What this task involves
Your answer consists of the lines in the data that contain "name". Copy each of them.

Material for this task
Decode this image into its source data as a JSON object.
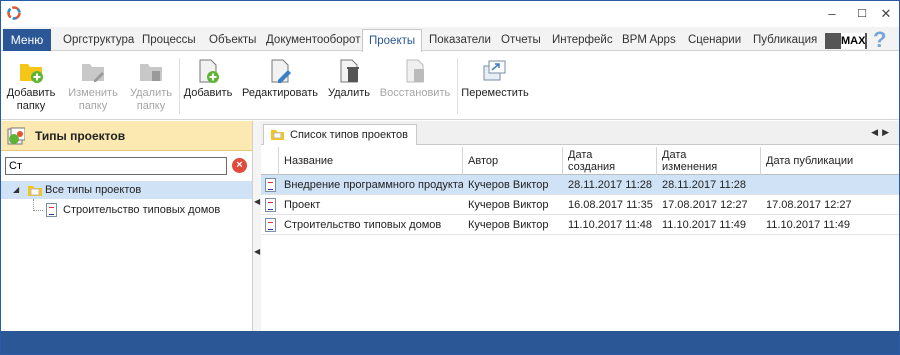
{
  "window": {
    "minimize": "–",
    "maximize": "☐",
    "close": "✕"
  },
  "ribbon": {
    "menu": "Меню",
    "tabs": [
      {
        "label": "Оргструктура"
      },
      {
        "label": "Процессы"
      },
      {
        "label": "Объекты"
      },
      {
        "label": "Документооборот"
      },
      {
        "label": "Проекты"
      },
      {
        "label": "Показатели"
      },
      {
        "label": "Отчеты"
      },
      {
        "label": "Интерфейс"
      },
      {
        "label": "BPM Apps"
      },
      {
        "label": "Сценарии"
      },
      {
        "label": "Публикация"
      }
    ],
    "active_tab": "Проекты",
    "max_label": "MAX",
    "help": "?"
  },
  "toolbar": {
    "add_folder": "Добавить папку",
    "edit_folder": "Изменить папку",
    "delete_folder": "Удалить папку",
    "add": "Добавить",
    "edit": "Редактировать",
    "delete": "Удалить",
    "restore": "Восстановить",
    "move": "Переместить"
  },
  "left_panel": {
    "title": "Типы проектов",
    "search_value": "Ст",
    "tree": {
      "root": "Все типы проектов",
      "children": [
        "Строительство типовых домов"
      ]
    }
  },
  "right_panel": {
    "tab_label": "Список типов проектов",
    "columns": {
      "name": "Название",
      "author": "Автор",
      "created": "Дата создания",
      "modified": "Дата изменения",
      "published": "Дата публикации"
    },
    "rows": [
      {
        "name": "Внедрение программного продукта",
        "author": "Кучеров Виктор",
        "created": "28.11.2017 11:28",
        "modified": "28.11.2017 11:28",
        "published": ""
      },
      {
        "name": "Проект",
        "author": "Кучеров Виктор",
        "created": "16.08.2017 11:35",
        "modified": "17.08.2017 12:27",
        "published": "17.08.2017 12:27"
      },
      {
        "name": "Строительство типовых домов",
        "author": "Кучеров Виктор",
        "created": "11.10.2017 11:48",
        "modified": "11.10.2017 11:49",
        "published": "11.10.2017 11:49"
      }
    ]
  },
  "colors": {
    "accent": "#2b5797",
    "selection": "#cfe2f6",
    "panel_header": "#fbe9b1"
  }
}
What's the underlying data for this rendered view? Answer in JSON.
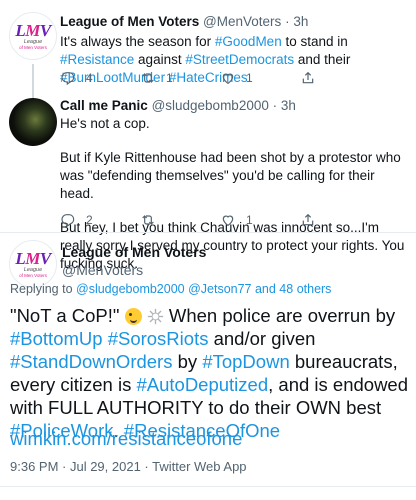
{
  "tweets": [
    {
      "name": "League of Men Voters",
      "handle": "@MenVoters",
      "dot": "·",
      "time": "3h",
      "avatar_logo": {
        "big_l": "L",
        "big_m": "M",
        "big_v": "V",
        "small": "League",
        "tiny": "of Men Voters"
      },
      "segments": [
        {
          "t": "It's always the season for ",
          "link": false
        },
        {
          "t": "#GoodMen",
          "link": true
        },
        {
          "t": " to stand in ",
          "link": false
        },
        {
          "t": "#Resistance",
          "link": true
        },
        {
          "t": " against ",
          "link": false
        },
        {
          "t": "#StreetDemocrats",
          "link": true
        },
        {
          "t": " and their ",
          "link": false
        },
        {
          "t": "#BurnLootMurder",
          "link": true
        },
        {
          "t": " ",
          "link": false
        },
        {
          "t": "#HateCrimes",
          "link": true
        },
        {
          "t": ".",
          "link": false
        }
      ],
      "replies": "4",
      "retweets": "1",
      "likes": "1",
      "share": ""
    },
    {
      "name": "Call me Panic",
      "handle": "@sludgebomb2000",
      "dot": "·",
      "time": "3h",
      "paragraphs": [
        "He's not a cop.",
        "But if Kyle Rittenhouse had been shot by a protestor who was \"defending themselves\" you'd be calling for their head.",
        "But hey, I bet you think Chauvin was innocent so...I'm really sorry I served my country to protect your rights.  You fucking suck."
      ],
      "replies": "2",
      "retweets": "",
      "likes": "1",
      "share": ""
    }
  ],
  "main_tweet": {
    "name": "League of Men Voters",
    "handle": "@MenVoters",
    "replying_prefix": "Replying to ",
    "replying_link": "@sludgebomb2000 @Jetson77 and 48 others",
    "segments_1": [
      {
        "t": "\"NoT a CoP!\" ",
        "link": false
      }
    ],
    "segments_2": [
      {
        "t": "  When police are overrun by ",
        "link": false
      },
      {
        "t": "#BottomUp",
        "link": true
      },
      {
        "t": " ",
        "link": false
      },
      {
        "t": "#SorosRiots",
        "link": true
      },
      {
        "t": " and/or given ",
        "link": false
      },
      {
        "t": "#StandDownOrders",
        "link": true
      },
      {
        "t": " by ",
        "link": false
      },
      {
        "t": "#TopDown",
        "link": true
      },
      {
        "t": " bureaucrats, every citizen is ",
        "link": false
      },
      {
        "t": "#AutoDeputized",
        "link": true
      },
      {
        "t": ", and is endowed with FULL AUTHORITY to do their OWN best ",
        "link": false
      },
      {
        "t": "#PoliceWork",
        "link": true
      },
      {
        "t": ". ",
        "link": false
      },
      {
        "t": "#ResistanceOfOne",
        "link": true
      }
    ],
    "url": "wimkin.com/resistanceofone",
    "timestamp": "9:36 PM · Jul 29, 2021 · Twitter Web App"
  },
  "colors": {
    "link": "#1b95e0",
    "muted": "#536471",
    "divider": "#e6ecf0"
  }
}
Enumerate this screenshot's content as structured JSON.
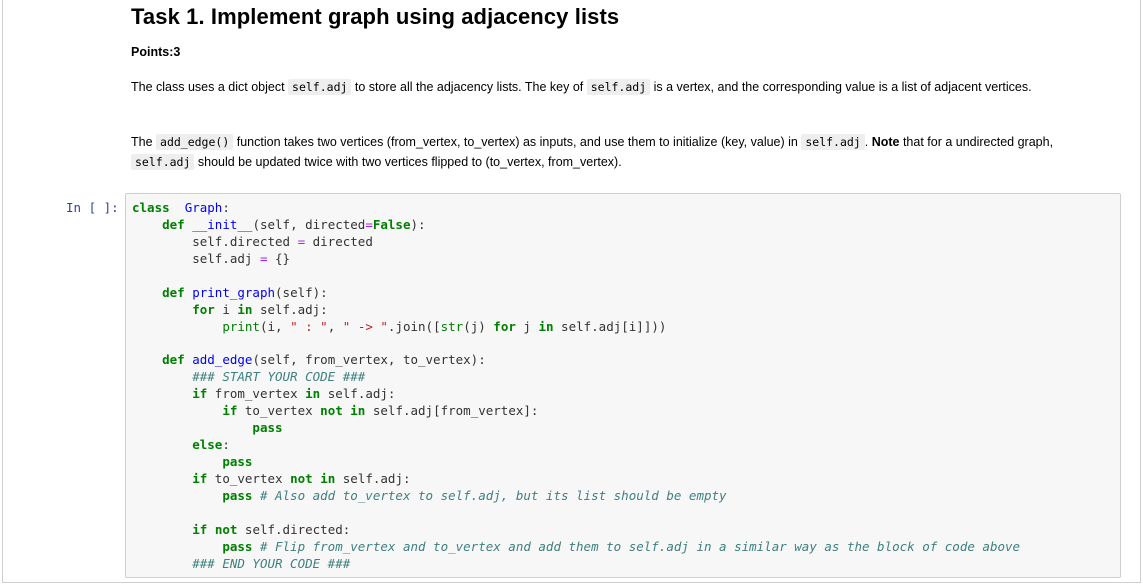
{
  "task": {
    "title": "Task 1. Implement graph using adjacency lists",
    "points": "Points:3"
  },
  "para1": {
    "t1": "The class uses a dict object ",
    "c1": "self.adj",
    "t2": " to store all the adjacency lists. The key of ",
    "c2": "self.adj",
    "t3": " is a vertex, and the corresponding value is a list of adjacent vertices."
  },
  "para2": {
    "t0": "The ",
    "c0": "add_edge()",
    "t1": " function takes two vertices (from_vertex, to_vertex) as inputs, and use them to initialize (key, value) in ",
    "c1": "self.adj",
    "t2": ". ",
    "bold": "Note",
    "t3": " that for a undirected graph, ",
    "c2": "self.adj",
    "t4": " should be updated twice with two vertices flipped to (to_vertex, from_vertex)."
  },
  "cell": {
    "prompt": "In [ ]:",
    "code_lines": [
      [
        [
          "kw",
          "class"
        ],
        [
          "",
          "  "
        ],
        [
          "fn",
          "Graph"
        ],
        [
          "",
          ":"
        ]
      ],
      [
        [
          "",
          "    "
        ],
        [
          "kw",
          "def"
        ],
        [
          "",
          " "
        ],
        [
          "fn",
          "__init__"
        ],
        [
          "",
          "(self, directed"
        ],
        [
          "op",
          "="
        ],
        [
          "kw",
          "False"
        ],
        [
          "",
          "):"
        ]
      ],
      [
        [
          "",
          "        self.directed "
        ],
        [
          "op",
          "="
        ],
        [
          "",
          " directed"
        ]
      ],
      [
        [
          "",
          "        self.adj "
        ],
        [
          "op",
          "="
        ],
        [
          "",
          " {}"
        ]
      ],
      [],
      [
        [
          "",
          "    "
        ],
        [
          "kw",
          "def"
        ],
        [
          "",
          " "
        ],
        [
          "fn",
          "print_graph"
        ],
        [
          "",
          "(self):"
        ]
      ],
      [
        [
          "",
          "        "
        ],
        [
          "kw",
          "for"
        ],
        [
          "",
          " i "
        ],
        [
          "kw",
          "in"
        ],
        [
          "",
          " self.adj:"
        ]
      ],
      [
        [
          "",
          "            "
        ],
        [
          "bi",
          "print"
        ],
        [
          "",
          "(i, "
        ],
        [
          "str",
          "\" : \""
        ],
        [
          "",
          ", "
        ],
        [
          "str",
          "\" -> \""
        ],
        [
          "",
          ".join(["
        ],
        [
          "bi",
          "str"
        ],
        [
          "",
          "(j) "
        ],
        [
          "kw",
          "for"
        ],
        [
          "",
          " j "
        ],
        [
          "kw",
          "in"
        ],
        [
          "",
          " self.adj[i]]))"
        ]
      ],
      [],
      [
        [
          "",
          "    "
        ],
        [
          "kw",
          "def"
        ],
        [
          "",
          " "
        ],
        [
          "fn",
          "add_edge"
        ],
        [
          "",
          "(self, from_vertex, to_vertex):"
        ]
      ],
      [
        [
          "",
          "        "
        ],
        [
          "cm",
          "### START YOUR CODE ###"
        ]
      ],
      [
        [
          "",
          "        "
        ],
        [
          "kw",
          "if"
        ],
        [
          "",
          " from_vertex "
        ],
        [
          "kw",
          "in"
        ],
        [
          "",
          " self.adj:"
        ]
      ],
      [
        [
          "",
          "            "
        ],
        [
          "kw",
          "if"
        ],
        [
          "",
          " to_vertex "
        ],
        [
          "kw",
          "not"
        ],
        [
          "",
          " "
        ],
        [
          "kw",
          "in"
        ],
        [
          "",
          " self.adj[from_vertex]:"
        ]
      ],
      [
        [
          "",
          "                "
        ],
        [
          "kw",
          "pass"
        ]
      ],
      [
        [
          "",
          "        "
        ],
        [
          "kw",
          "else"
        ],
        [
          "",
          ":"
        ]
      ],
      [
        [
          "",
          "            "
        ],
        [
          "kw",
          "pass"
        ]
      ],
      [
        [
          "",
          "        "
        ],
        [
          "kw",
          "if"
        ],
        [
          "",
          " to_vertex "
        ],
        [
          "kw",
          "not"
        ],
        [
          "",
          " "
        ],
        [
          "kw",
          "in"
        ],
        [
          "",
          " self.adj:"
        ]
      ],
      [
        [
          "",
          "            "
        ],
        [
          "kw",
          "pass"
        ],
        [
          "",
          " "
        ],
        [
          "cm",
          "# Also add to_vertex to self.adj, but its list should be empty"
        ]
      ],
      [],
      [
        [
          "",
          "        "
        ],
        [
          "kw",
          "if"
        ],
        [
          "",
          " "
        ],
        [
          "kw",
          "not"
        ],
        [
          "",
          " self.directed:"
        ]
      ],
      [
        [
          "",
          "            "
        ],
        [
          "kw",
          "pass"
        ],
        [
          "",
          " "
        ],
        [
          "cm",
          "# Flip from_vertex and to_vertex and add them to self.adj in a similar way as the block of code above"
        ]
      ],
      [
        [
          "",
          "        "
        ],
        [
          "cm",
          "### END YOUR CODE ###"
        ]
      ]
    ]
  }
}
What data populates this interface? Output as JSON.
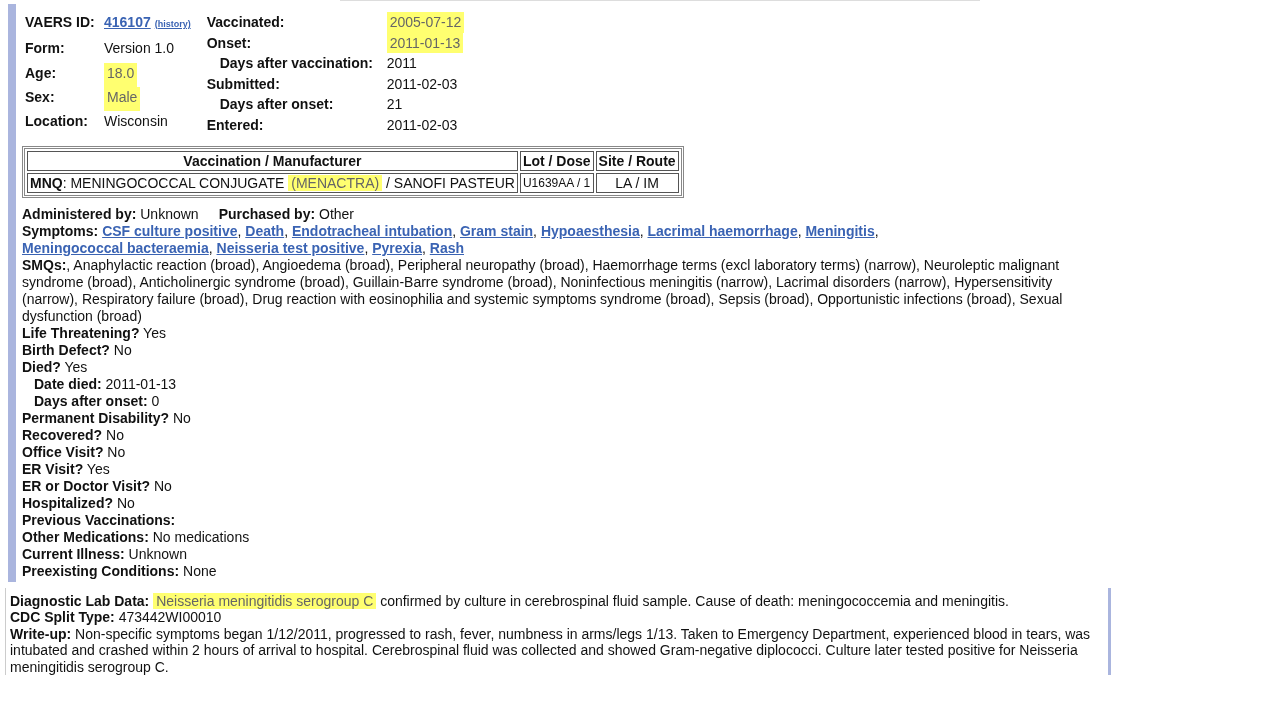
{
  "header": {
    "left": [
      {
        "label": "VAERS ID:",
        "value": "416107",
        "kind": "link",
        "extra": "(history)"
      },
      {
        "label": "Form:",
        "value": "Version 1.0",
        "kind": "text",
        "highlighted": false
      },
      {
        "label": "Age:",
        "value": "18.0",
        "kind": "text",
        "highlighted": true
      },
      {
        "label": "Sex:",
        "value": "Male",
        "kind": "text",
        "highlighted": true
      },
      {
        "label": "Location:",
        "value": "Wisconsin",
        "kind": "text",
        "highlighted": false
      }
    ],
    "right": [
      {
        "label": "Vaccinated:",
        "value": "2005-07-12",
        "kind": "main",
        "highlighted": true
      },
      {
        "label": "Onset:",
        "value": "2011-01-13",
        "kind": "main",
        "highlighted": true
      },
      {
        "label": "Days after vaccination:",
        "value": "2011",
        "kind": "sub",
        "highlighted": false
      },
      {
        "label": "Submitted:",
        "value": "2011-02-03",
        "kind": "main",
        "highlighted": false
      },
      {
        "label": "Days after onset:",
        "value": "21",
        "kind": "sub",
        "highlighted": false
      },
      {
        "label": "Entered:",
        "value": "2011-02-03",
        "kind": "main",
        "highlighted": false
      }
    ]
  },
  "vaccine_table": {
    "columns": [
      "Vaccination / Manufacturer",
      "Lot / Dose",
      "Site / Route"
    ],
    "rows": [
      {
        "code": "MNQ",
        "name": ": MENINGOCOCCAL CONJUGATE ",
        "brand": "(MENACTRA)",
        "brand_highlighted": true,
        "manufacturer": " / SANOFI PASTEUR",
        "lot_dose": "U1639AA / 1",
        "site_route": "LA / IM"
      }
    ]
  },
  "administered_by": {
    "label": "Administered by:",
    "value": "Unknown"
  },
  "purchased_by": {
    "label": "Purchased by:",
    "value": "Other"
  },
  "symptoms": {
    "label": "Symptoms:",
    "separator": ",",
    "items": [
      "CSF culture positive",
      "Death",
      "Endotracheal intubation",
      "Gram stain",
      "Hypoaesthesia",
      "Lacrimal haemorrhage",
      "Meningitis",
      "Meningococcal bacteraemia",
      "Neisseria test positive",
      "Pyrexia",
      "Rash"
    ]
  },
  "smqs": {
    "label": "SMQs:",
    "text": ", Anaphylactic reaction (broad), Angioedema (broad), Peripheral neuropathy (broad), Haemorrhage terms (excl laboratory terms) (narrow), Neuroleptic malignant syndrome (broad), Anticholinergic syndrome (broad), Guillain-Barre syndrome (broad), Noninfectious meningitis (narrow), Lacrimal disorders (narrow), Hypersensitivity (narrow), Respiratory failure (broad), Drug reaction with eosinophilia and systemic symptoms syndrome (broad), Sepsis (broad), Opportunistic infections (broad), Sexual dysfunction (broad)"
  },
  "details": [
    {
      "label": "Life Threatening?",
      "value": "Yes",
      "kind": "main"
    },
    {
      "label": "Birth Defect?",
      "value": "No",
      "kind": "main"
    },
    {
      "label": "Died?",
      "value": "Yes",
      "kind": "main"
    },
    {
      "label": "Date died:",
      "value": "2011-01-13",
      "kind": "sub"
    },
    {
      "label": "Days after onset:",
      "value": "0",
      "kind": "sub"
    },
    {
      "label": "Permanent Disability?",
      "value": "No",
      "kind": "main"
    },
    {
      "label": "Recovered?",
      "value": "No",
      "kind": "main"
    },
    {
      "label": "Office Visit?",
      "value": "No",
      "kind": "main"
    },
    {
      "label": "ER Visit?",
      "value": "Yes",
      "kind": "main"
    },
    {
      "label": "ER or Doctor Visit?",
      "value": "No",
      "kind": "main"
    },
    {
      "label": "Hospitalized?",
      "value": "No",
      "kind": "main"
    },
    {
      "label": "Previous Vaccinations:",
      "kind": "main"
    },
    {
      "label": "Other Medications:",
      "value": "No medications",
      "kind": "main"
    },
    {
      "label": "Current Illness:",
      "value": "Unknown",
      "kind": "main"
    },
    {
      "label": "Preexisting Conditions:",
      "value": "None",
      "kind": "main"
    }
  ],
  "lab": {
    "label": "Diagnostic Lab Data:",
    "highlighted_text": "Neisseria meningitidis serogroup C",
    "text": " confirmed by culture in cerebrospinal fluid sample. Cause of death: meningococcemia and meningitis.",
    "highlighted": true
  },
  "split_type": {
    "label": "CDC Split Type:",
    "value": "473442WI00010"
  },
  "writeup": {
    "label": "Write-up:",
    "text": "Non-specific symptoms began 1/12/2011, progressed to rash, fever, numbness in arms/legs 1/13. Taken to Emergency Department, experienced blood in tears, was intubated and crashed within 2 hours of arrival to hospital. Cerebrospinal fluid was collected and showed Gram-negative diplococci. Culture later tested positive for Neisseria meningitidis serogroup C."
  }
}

Result of this exercise
      "name": "Название",
        "name": "Внедрение программного продукта",
        "name": "Проект",
        "name": "Строительство типовых домов",
      "name": "League of Men Voters",
      "name": "Call me Panic",
    "name": "League of Men Voters",
        "name": ": MENINGOCOCCAL CONJUGATE ",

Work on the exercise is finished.